The families of some murdered detainees have been warned against speaking to the media about the deaths of their loved ones, and in some cases other family members have been arrested in an apparent effort to intensify this message. Mohammad Raji’s son is currently in custody in Fashafuyeh Prison, according to IranWire.
While cases like those of Azami and Raji speak to a worsening crackdown on persons who are allegedly affiliated with recent mass protests, other human rights crises continue to carry on from before the start of the nationwide uprising in late December. For instance, the Human Rights Activists News Agency reported on Saturday that pressure were still increasing on approximately two dozen political prisoners who were forcibly transferred in August to a ward of Rajai Shahr Prison that was outfitted with extraordinary repressive infrastructure.
The ward in question is subject to round-the-clock video surveillance, including in private cells and bathrooms. It also lacks ventilation and adequate water supplies, and all personal belongings that might have alleviated the associated problems were confiscated by prison authorities when the inmates were forcibly transferred. HRANA’s update on their situation notes that the prisoners were forced to take it upon themselves to cover windows with nylon in light of the lack of heating systems and despite the fact that this further restricted airflow in the stifling ward.
The initial transfer sparked a hunger strike among the affected prisoners and a number of supporters in other facilities.
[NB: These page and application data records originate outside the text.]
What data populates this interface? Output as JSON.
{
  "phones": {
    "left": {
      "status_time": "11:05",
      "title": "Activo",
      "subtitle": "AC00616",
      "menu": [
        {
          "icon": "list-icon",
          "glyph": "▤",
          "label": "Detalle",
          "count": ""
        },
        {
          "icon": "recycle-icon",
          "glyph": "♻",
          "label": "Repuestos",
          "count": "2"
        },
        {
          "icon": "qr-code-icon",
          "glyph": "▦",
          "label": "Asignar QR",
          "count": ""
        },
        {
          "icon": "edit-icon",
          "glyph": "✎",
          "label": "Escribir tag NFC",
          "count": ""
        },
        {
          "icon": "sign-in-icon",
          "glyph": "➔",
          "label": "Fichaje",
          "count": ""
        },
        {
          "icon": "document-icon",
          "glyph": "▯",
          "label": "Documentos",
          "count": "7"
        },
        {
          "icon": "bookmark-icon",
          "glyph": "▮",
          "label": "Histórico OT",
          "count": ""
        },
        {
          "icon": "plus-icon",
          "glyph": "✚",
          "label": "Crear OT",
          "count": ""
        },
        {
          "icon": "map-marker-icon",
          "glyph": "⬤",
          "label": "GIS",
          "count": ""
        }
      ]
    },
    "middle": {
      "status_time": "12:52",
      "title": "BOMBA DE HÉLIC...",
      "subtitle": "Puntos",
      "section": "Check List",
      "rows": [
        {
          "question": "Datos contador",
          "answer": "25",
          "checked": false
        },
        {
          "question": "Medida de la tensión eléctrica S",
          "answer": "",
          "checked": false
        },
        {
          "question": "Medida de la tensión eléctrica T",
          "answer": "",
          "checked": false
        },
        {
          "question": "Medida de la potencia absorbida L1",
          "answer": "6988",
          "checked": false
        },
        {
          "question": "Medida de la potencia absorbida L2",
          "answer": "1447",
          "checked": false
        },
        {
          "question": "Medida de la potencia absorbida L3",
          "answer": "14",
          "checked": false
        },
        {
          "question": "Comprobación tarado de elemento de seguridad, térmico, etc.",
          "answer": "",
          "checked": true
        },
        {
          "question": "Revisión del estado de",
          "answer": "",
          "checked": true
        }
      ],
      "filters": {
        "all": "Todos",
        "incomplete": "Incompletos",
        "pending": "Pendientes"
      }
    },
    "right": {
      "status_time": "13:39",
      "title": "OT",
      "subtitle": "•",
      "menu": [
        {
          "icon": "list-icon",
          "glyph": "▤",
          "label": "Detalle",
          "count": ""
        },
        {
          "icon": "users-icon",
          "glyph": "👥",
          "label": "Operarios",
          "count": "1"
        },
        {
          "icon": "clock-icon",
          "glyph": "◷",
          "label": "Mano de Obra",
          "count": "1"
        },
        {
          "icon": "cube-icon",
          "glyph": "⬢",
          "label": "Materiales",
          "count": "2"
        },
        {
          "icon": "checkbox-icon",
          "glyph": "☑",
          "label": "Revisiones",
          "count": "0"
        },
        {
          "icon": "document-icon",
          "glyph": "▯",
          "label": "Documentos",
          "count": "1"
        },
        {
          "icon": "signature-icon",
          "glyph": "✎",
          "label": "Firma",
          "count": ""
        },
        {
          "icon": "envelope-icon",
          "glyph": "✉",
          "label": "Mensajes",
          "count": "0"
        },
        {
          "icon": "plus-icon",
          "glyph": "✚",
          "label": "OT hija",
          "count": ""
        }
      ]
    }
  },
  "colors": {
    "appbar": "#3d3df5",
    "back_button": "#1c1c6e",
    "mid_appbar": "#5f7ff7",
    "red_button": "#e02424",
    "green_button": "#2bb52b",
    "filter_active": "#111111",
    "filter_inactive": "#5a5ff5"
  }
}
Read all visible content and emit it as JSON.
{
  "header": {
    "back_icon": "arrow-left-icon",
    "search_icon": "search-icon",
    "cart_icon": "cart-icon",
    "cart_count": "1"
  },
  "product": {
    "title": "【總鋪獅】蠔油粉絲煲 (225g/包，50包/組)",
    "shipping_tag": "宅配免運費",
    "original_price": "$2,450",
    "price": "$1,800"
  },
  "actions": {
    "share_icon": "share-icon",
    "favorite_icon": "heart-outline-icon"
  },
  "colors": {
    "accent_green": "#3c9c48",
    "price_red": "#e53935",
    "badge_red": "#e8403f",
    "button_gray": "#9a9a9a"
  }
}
Some participants persisted in this protest action for several weeks before downgrading their hunger strikes in the midst of severe health effects and following apparently false promises of a review of their situation.
According to HRANA, some of these same inmates once again began refusing food on December 27, although it is not clear how long these renewed hunger strikes lasted or whether they are still ongoing. In any event, it is notable that the start date for the protest was the same as the date on which economic protests began in Mashhad and a number of small towns, leading to the nationwide uprising days later.
While this suggests that the prisoners may have taken their latest action in support of the broader activist movement, another report indicates that some beleaguered political prisoners have halted their own protests, partly out of concerns about distracting attention from the uprising and its possible resurgence. The report specifically points to Mohammad Saber Malek Raisi, who ended his hunger strike after 39 days and issued a public statement calling attention to the mass protests.
“My hunger strike began to protest against inhumane conditions imposed on me and lasted for 39 days,” he explained. “During this time, I received the attention of my fellow citizens and their increasing attention. However, this strike coincided with the national protests across the country.” He then went on to call upon all those who had taken up his personal cause to now “focus on supporting the Iranian people’s movement.”